Does Atheism Break Down Here?
[This is a reply to a reader’s comment on my posting “The Greatest Scientific Mind.” The full text of his comment can be found by clicking “comments” under that essay, which appears below.]
Richard Dawkins makes the precise argument you advanced in your comment. In Chapter 4 of The God Hypothesis he says: “… the designer hypothesis immediately raises the larger problem of who designed the designer. The whole problem we started out with was the problem of explaining statistical improbability. It is obviously no solution to postulate something even more improbable.”
In the margin beside that statement I wrote: “But can’t we explain something complex and amazing (the play Hamlet) by pointing to a cause even more complex and amazing (Shakespeare)?”
In the same chapter Dawkins says: “To suggest that the first cause, the great unknown which is responsible for something existing instead of nothing, is a being capable of designing the universe and of talking to a million people simultaneously, is a total abdication of the responsibility to find an explanation. It is… thought-denying skyhookery.”
Hiding Weakness with Rhetoric
That is a rhetorically forceful statement; many are convinced by it. But if you examine it closely it is not a refutation of the First Cause argument – it is mere intellectual name calling with no rational substance. Pasting the label “abdication” and “skyhookery” on a solid argument that threatens his position, shows how weak the position is, and how illogically Dawkins, for all his brilliance, tries to hide such weaknesses.
To say the wondrous world could not have had a still more wondrous creator is to deny the obvious. An inventor is greater than his machine. DaVinci was greater than his paintings. To say the more wondrous creator must have had a creator is simply untrue. The argument that a creator must have had a creator, who must have had a creator, who must have had a creator, etc., etc., ad infinitum, is to involve oneself in an infinite regress, which keeps begging the question and solves nothing.

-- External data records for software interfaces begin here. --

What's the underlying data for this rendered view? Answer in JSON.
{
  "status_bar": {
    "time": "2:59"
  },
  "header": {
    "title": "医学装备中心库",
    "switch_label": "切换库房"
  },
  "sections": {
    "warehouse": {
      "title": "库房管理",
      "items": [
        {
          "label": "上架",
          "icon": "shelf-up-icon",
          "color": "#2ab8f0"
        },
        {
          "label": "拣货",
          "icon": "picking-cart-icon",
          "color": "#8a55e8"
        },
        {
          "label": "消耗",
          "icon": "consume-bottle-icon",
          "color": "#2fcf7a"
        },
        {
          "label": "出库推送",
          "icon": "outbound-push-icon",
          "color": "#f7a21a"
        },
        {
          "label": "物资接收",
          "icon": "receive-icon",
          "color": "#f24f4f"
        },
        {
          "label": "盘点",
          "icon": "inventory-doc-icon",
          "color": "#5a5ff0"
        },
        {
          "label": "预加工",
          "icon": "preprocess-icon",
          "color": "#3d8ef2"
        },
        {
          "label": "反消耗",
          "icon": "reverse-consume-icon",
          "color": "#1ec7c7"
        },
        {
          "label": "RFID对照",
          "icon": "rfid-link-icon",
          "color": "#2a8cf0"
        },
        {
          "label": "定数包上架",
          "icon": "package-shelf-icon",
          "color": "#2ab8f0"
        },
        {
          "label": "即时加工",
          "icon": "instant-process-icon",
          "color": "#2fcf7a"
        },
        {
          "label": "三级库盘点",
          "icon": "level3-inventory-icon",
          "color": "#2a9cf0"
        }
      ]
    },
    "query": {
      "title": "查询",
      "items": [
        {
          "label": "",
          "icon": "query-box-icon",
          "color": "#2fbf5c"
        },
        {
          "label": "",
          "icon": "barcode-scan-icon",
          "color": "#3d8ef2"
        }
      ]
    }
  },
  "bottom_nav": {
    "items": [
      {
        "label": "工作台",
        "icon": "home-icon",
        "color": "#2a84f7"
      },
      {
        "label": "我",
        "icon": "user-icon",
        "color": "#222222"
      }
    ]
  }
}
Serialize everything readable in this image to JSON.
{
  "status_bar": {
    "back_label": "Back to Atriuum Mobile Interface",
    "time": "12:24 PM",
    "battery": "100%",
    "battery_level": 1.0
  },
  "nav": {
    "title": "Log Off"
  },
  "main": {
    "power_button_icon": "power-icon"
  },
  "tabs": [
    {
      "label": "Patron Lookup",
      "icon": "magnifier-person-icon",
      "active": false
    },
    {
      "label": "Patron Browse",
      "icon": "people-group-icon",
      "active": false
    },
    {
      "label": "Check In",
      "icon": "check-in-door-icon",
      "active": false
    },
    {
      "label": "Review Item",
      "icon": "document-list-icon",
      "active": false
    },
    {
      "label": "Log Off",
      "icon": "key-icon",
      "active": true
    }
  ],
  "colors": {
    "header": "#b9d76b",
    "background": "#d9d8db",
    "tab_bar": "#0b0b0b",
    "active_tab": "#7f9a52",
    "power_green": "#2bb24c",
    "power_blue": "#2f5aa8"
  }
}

A Rational Way Out
The only way out of an infinite regress is to posit that it stops somewhere, and that the end-of-regress is the First Cause of all that is, itself uncaused. Yes, there could have been a starting point, a Being that always existed, before time began, whose intelligence and powers are not limited, as ours are, but are vast beyond our imagining. Who created the universe and set it in motion, perhaps by making the singularity that exploded with a Big Bang, giving birth to the galaxies, our planet, life, evolution, and all of history, human and natural. That kind of an all-sufficient starting point in no way violates logic. In fact logic requires it. And common sense regurgitates the theory of an infinite regress.
Dawkins, again in Chapter 4, says that “any God capable of designing a universe… tuned to lead to our evolution, must be a supremely complex and improbable entity who needs an even bigger explanation than the one he is supposed to provide.”
Again, that’s flatly untrue. A supremely complex cosmic intelligence, existing from all eternity, does not require a bigger explanation. Nor does it “explain nothing.” In fact, it explains everything about the origin of the universe. It’s the most adequate explanation there can be. It’s where the need for an explanation ends. You may not like it. If you hate the idea of God you’ll hate the argument. But don’t say it explains nothing, and smear graffiti on it like “abdication” and “skyhook.”
In fact, it’s such a powerful and comprehensive argument, I’m not sure how we get around it. Is infinite regress the best we can do? Or is “the singularity just happened” the best? Is there a real rebuttal? Help me! My agnosticism is tottering. This looks like a proof.
The Believing Agnostic